The enduring symbol of Nazi World War II atrocities was found cut into three pieces two days after its theft following an intense police hunt.
"Our conservation experts will now examine it to determine how to restore it," Bartyzel said.
"Only after that will the museum management and the International Auschwitz Committee decide whether or not to put it back in place."
The museum said the sign had been stolen due to "human error" and that the security guard on duty at the time of the theft had been dismissed.
Jaroslaw Mensfelt, a museum spokesman, said: "We found that the fault was human error.
"The head of the security team on service at the time of the incident has been dismissed.
"The guard waited too long before alerting the commander-in-chief of the security service and the police."
Two other security guards who were suspended after the theft have returned to work, he said.
A Swedish former neo-Nazi has also been indicted in connection with the theft.
The sign has long symbolised the horror of the camp where about 1.1 million people, mostly European Jews, fell victim to the Nazi genocide.

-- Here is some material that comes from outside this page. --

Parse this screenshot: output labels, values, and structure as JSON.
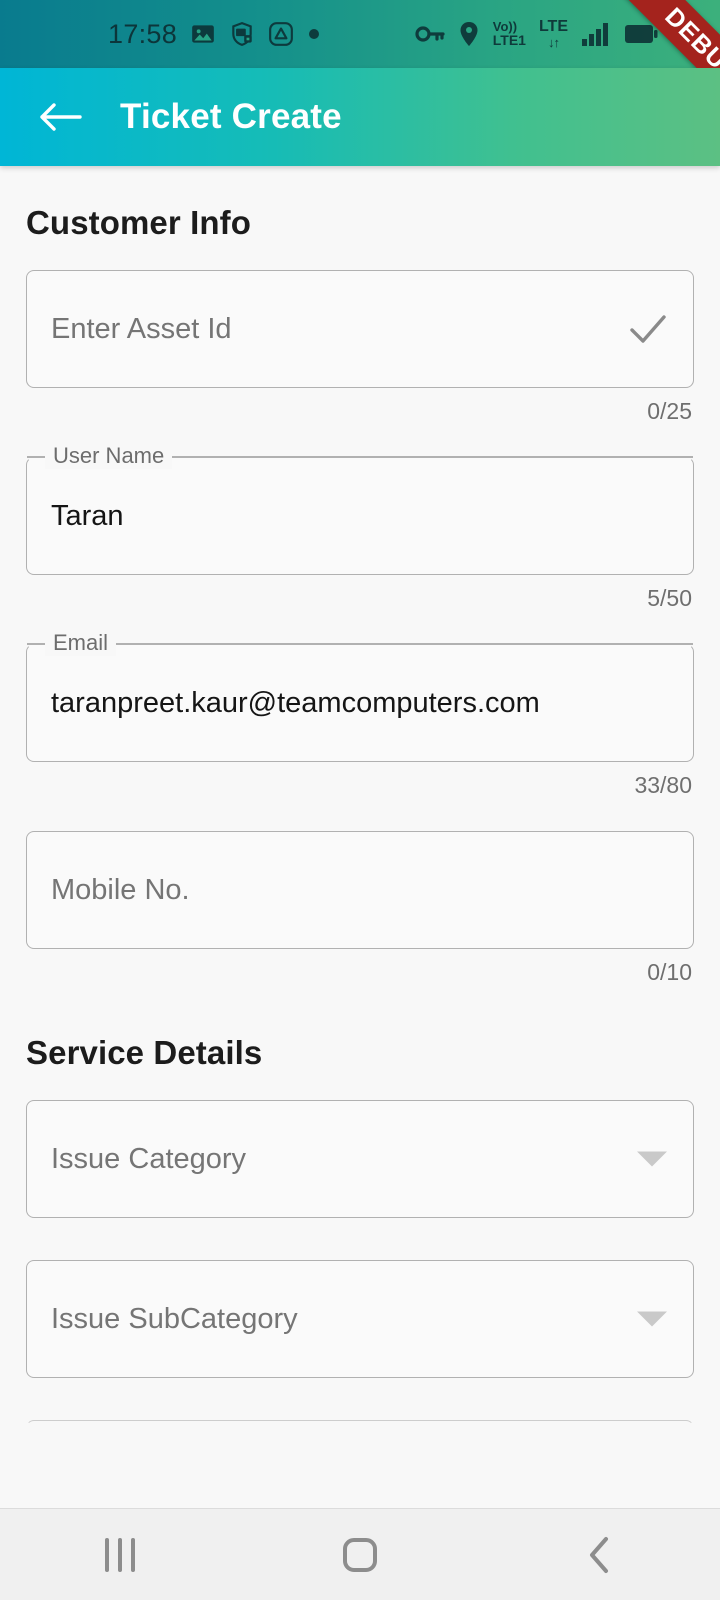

The camp, which was created by the Nazis in occupied Poland in 1940, was in operation until Soviet troops liberated it in 1945.